During the post-screening Q+A, director Paul Schrader stated that there were too many filmmakers that thought ‘inside the box’, and those that claimed to ‘think outside the box, are actually still in the box’. As such, he chose to have many first time filmmakers (what he calls the ‘post-rules generation’) work on Dog Eat Dog; however he probably needs to realise that basic coherency isn’t a rule, it’s common filmic sense.
Dog Eat Dog is about three ex-convicts, Mad Dog (Willem Dafoe), Troy (Nicolas Cage) and Diesel (Christopher Matthew Cook) who are hired by a mob boss (played by Schrader himself) to kidnap a baby to be held for ransom. However, after wildcard Mad Dog makes a fatal error, they find themselves running from both the mob and the cops.

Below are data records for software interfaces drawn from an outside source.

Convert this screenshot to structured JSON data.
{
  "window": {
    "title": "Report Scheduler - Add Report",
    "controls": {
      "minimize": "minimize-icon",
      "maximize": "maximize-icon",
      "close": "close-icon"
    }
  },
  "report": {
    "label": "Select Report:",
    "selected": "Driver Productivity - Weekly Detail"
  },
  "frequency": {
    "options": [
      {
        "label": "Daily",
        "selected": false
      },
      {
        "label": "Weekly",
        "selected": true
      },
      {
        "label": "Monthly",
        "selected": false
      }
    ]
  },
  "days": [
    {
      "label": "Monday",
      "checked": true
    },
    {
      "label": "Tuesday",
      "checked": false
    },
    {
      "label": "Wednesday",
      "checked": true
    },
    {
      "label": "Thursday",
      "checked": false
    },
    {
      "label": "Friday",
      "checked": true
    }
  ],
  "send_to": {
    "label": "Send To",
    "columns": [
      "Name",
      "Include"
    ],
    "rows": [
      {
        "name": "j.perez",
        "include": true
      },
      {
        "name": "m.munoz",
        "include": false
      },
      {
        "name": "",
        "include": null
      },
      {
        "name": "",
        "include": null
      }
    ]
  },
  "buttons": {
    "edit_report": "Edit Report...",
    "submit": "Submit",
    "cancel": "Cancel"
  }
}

The film is full of hyper-violence set against highly stylised settings, as the three main characters cause gratuitously murderous mayhem in Cleveland, Ohio.
Schrader warned before the screening that it would be highly offensive, however it was all so generically crass that it ended up being boring and something not worthy of being offended by. Strip club scenes, gory murders, dick jokes about a baby, sporadic and misplaced racist language – none of this was even provocative, it was just unfortunate and didn’t garner much response or laughs from the audience. The script was generally tolerable though, and the storyline was entertaining enough, however the reason I couldn’t stop watching was because I was trying to figure out the visually confusing mess.
Trying to be innovative and experimental in cinema does not have to be at the cost of coherent film language. 1920s avant-garde and surrealist films are communicable and coherent despite breaking all the rules that Schrader claims this ‘post-rule generation’ to also be doing. Yet, in Dog Eat Dog, the so-called experimentation does not make any sense. Ignoring the 180 degree rule for no apparent reason does not make for interesting cinema; it makes a simple conversation about stereotypical ‘criminal talk’ a disorientating affair. There were jump cuts that pushed the subject of the frame from the far left to the far right of the screen sporadically, making the viewer have to turn their head from side to side until they gave up and looked at the ceiling instead. None of the director’s choices seemed to be grounded in any sound reasoning (for instance, in the Q+A Schrader said that the reason the strip club scenes was in black and white were simply because no other film had done it in monochrome). He also said that the film was heavily influenced by different directors and their styles – some of which could possibly be Tarantino, Scorsese, Almodovar, Godard, whoever directed Shaft – and it resulted in a something that felt like it was made by 20 different film students individually, then cut together to make a final piece; and the director failed to convincingly justify this thoughtlessly eclectic car crash.
There were parts of Dog Eat Dog that I did like, such as the opening scene’s colour scheme of a barbie pink house with a neon-blue lit bathroom – although the director later said that this idea was directly lifted out of another film he admires. I also liked the dream sequence that ended the film wherein Troy takes on a Humphrey Bogart persona and enters a stand-off with the police in a flurry of colour and smoke. However, in the Q+A, Schrader more or less said that this scene was just thrown in there willy-nilly in the name of experimenting with a different kind of ending. And the Bogart impersonation from Nicolas Cage was stuck in by the actor himself during filming because he knew he could play around with the loose script of a low-key movie. It’s quite unfortunate that the only good bits of the film weren’t even consciously thought out. It must be said that the acting was notably strong though. Willem Dafoe’s wildcard character was entertaining and consistent, whilst Cage’s acting, having always walked the line between the ridiculous and the brilliant, was right at home in this strange film. I really did enjoy watching them together on screen alongside Christopher Matthew Cook to form a dynamic gang that seemed to have a believable and natural rapport with each other. The acting couldn’t save the film from its major issues with coherency though.
Dog Eat Dog is a confused film that clearly had very little thought put into it, parading as an attempt to experiment with cinema. But bear in mind that this is Paul Schrader, a talented figure in cinema who co-wrote great Scorsese films such as Raging Bull and Taxi Driver. As such, it begins to feel like this terrible film was simply made as a pastime, a bit of fun for someone who knows he can get support from great actors and the funding. I suppose, then, there’s no point in being annoyed at this film as even Schrader seemed to have a sense of awareness, stressing in his Q+A several times that ‘Dog Eat Dog is not a serious film’, and not to worry because his next film would be ‘nothing like this one’.